Sweet Potato Banana Protein Pancakes - Sossie Rose -

SP&B Protein Pancakes

I am huge fan of sweet potatoes and they make up a huge part of my diet when I am getting ready for a contest. Also, I love bananas because they are naturally sweet and loaded with potassium. Here is a recipe I created that is delicious and packed with protein. The protein powder I used for this recipe is Cellucor’s Cor-Performance Whey flavored in Peanut Butter Marshmallow.  Peanut butter + sweet potatoes + bananas = HEAVEN! (cue the angelic choir)

SP & Banana Protein Pancakes Ingredients -

Here is what you will need:

Directions:– 2 egg whites
– 3 oz sweet potato
– 3 oz banana
– 1 scoop Cellucor Protein Powder
– 1 tsp baking powder
– 1/8 cup brown rice flour

SP & Banana Step One -



Step 1

In one bowl, mash together your sweet potato and bananas.




SP & Banana Pancakes Step Two -



Step 2

In a separate bowl; beat your egg whites until fluffy with peaks and fold into your SP&B mixture.




SP & Banana Pancakes Step 3 -



Step 3

Mix Cellucor Protein Powder, baking soda, and brown rice flour


SP & Banana Pancake Step Four -


Step 4

Combine both wet and dry mixtures but do not over mix.




Step 5– Pour the pancake mixture on a non-stick pan and fry them up!



Step 6- top it off with some bananas, peanut butter, and Walden Farms calorie free syrup.

Cooked Sweet Potato & Banana Protein Pancakes -

Macros (per serving) 17.5p/ 27c/ 1f = 187 calories
Macros (whole batter) 35p / 54c / 2f = 369 calories


– Sossie Rose
Instagram | Facebook | Twitter
#teamSC #suppcentral


Another addition to the SC Team, welcome Rachel Calhoun

Rachel Calhoun - Intro/Bio -

The writing team is growing and the education, knowledge and creativity is flowing like the three rivers. Rachel had been referred to us as being an enthusiastic, and creative individual that would be add value to our team. We’ll just let you read about Rachel in her brief bio below.

My name is Rachel, and I am a fitness fanatic. I’ve loved being active since I was young. I played volleyball, basketball, softball, and lacrosse in high school. Once I got to college, I knew I wasn’t good enough to play Division I sports. This is when I dove into group fitness.

I earned my Zumba certification sophomore year at Robert Morris University, and my second Zumba certification my junior year. I enjoyed teaching three days a week, but my hips thought otherwise. I needed more stretching in my life, and I knew the only way I would stretch my muscles on a consistent basis was by teaching Yoga. During my Yoga training, my “Gumby” classmates would touch their toes with ease, while I would just be lucky to grab my shins. Luckily, I made it through, received my certification and started teaching. Unlike most Yoga classes, I play relaxing acoustics of John Mayer, Jack Johnson, Bob Marley, etc. while strengthening and stretching the muscles. Some of the places I teach my fitness classes include Dick’s Sporting Good’s headquarters, NOVA Chemicals, Robert Morris University, and Boom Fitness. I love teaching group fitness because it gives me the most satisfying feeling knowing that I am helping others better themselves.

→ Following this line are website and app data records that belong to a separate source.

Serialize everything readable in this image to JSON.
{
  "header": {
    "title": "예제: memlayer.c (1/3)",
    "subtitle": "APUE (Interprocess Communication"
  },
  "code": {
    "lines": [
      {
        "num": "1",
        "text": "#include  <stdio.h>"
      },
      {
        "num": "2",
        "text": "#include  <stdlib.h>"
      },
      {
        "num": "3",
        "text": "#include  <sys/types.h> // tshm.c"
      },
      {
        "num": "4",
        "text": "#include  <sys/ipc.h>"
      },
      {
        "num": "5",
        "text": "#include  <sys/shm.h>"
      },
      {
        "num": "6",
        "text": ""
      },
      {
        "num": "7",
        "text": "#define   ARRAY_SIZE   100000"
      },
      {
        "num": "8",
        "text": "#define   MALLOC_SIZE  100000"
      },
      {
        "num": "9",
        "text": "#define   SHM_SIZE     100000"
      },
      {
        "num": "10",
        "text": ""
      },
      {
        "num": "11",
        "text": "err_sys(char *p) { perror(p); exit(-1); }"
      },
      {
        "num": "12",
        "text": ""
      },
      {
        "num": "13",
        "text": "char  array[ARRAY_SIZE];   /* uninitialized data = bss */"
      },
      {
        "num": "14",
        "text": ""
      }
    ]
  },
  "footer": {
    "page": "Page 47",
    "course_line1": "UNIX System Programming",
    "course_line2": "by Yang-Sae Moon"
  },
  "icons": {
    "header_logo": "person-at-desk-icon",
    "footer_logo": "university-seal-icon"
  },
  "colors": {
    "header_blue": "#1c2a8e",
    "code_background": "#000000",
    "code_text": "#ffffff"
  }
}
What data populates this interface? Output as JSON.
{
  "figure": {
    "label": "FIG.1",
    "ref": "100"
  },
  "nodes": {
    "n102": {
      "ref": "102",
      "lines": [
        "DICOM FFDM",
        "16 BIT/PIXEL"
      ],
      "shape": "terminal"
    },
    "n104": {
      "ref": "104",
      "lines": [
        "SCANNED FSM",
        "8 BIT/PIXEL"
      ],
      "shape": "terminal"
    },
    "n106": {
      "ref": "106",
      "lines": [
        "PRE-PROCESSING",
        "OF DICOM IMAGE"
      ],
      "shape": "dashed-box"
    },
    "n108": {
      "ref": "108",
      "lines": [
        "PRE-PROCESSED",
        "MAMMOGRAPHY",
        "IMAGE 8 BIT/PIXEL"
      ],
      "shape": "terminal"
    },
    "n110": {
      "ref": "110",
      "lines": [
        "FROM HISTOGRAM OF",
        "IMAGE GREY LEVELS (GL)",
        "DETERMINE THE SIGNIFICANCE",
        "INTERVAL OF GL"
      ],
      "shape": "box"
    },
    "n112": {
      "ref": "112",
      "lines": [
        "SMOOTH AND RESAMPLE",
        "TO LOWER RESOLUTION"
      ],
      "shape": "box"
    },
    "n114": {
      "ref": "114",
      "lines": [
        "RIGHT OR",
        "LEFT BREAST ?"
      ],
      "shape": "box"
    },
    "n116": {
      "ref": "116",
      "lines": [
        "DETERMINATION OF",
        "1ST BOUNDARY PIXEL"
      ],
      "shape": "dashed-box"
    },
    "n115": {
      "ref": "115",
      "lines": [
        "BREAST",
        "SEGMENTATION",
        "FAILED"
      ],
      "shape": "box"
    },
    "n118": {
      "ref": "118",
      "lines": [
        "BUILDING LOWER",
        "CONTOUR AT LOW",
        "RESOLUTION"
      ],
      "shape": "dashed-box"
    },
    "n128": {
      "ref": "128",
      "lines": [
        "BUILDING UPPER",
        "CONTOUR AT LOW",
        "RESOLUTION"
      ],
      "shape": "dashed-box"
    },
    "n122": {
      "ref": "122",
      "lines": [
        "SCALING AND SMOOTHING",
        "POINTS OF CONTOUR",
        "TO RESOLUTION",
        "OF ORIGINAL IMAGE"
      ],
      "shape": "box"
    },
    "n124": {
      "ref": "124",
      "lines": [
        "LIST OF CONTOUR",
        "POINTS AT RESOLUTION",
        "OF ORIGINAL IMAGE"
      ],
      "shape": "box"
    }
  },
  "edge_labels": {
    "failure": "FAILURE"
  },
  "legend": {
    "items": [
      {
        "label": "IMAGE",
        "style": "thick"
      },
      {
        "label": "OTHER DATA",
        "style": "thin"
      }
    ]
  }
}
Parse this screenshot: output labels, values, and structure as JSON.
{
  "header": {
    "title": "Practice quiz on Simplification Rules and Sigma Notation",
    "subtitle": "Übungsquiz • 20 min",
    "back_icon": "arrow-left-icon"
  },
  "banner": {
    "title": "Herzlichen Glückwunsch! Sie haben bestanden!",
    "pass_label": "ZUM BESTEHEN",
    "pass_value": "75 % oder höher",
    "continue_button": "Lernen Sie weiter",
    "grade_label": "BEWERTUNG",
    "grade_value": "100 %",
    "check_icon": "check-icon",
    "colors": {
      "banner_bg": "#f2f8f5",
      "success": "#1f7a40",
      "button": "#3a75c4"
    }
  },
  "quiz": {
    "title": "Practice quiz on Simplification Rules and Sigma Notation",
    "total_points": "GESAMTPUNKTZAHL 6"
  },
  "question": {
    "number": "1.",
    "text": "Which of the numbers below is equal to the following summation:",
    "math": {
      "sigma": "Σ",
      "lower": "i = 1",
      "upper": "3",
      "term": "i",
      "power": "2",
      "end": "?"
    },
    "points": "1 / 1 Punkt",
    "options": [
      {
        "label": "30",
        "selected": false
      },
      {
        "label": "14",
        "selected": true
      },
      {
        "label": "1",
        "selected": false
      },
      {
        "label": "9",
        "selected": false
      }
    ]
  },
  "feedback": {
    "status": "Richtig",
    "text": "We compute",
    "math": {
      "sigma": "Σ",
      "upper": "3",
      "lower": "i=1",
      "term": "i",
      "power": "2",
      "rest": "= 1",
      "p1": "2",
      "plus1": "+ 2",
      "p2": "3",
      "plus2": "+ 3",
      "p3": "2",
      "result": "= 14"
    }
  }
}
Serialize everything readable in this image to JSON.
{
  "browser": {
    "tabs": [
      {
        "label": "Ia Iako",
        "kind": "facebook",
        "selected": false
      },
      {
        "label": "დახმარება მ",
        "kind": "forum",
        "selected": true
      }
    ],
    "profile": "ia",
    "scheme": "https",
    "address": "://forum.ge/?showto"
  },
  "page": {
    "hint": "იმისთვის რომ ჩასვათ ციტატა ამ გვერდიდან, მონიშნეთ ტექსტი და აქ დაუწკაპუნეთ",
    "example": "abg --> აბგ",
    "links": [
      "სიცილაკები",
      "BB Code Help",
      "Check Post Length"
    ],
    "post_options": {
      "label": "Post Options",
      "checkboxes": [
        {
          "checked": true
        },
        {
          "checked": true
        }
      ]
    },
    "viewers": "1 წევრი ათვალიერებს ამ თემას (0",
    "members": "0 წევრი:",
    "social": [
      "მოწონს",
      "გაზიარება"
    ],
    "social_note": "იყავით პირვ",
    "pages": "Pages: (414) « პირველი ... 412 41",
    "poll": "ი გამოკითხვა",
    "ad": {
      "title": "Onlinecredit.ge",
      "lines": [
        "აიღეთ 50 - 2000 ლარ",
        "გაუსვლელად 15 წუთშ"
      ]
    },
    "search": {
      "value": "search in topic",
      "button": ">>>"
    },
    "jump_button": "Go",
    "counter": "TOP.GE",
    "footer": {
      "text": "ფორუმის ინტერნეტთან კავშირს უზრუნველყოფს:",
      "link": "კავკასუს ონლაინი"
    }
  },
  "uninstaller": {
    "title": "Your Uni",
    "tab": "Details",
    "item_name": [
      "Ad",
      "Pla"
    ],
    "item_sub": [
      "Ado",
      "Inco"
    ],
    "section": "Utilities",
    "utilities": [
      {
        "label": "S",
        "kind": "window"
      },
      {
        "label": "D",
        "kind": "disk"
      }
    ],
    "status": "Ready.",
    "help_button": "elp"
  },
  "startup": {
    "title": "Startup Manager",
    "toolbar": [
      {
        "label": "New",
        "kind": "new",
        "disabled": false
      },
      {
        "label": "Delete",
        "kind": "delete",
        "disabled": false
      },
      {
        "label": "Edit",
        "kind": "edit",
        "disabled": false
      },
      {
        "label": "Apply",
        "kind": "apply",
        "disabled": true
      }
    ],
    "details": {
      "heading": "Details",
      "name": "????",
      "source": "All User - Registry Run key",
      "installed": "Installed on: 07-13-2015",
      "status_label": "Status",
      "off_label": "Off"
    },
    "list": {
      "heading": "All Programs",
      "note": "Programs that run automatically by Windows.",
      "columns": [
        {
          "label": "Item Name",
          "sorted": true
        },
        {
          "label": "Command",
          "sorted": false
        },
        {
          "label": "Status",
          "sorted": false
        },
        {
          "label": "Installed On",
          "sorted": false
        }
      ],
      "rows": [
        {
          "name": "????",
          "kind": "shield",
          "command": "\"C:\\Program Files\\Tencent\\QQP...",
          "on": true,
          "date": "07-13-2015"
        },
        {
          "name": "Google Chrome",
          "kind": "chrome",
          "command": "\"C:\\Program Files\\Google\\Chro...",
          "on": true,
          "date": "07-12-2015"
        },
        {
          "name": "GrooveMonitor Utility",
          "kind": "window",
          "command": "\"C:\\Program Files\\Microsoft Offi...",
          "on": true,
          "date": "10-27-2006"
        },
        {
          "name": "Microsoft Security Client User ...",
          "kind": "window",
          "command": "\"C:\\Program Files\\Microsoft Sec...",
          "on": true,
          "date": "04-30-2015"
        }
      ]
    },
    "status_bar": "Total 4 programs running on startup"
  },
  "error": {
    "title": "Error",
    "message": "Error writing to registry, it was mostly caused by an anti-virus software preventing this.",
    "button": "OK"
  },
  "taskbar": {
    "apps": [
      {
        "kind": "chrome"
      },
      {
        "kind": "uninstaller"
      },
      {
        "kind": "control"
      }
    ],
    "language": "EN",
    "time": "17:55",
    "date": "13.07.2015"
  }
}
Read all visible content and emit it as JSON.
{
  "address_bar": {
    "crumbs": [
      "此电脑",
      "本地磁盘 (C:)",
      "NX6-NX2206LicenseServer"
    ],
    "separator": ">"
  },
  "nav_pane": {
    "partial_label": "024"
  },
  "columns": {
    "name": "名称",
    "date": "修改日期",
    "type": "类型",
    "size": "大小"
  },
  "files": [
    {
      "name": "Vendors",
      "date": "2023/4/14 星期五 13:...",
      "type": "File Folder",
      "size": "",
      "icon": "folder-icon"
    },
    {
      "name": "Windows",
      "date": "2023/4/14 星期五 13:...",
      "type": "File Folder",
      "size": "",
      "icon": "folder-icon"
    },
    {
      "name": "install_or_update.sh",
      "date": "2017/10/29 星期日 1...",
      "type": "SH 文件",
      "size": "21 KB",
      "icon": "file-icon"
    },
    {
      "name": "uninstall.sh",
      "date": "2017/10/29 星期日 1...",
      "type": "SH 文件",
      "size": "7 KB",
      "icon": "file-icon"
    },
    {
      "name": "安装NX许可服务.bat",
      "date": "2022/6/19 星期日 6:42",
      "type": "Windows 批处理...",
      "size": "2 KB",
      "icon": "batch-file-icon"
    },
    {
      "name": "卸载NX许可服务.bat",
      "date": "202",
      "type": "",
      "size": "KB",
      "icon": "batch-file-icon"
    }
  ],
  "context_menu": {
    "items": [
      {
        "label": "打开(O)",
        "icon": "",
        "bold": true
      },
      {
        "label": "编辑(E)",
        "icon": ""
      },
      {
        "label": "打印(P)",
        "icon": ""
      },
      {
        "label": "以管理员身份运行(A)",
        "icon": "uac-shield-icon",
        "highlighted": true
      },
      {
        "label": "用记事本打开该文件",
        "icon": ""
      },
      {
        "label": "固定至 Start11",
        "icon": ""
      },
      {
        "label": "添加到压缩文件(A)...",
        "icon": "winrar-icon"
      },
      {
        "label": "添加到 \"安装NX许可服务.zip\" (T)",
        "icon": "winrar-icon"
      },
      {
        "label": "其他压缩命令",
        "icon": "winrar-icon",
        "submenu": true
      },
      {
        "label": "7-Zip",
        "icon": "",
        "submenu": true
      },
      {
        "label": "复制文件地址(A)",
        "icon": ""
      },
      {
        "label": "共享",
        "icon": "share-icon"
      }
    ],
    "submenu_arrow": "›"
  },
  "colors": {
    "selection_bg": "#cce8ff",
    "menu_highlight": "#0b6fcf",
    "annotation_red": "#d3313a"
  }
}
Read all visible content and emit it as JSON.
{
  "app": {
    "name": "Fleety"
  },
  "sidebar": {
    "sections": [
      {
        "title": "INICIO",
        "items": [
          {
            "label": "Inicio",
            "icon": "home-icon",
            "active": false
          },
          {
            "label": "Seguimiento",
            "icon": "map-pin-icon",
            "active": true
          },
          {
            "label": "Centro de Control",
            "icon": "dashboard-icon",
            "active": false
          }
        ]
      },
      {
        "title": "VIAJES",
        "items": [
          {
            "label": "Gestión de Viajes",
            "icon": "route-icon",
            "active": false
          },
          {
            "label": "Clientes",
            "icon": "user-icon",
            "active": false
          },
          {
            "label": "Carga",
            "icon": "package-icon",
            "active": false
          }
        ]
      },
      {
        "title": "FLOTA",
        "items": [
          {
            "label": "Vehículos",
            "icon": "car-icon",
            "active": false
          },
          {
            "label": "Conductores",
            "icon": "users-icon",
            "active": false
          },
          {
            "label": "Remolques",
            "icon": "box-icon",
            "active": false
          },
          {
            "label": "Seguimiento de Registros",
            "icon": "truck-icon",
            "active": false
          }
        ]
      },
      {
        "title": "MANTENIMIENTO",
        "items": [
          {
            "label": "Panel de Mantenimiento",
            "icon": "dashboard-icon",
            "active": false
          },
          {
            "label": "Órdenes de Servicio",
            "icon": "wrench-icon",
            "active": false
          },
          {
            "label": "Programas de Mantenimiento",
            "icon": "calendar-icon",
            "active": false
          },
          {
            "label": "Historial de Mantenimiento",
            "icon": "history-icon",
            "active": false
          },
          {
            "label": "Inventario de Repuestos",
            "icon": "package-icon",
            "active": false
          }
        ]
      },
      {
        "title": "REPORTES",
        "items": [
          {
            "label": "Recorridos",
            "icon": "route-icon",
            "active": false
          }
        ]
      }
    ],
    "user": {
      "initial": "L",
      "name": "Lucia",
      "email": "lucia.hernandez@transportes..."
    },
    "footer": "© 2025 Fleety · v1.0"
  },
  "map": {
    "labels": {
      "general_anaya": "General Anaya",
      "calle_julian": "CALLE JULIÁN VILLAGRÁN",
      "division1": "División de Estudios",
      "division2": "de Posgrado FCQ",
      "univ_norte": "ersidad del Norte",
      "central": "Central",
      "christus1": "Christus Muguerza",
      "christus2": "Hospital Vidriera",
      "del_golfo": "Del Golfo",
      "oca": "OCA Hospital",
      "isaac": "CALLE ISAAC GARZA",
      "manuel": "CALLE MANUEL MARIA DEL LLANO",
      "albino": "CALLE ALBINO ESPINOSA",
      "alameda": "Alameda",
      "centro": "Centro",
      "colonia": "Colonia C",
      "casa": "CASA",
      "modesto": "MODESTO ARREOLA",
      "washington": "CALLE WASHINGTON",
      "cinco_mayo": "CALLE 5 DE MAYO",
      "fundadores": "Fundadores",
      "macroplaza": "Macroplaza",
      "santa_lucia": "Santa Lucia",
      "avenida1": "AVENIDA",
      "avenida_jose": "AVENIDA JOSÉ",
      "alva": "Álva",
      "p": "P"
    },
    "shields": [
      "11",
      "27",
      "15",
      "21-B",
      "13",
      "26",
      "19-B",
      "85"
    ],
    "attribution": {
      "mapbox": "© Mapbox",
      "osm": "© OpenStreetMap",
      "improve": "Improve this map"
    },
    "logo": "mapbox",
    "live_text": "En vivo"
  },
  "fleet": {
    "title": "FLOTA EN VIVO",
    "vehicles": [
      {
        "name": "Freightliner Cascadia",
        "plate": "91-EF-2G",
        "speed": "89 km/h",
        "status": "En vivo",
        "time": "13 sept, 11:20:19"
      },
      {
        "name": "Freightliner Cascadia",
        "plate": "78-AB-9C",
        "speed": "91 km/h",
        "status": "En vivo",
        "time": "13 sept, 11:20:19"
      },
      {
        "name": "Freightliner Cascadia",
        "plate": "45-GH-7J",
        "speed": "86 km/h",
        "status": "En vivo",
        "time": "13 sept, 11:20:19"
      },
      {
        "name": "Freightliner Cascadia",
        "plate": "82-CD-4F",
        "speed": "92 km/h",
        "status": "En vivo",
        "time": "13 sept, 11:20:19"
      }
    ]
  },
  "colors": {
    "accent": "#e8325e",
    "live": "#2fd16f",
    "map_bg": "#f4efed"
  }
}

The summer of my senior year in college, I found an interest in power lifting. I enjoyed the feeling of “that set was easy, put more weight on the bar.” I took every day as a challenge to beat my weights from previous weeks. I’ve been lifting over two years now, and I enjoy every minute of it. Once I understood all of the strength training terminology and how the muscles worked, I decided to get my ACE Personal Training Certification. I wanted to help other people prepare for the test, as well, so I started an ACE Personal Training Prep course at Robert Morris University that meets once a week.

Food is another top priority with fitness for me. I have a blast coming up with new recipes and fun creations out of different healthy foods and supplements. I like to think of myself as a food scientist. In order to stay healthy but still enjoy food, I had to figure out how to create my favorite foods in a healthier, more nutritious way. Some of my favorite foods are pizza, ice cream, pancakes, cookies, brownies, and anything with peanut butter.

My goal is to help others positively change themselves from the inside out, whether that comes to food, fitness, or mental well-being.

Let’s have a warm welcome to Rachel to the SC Team!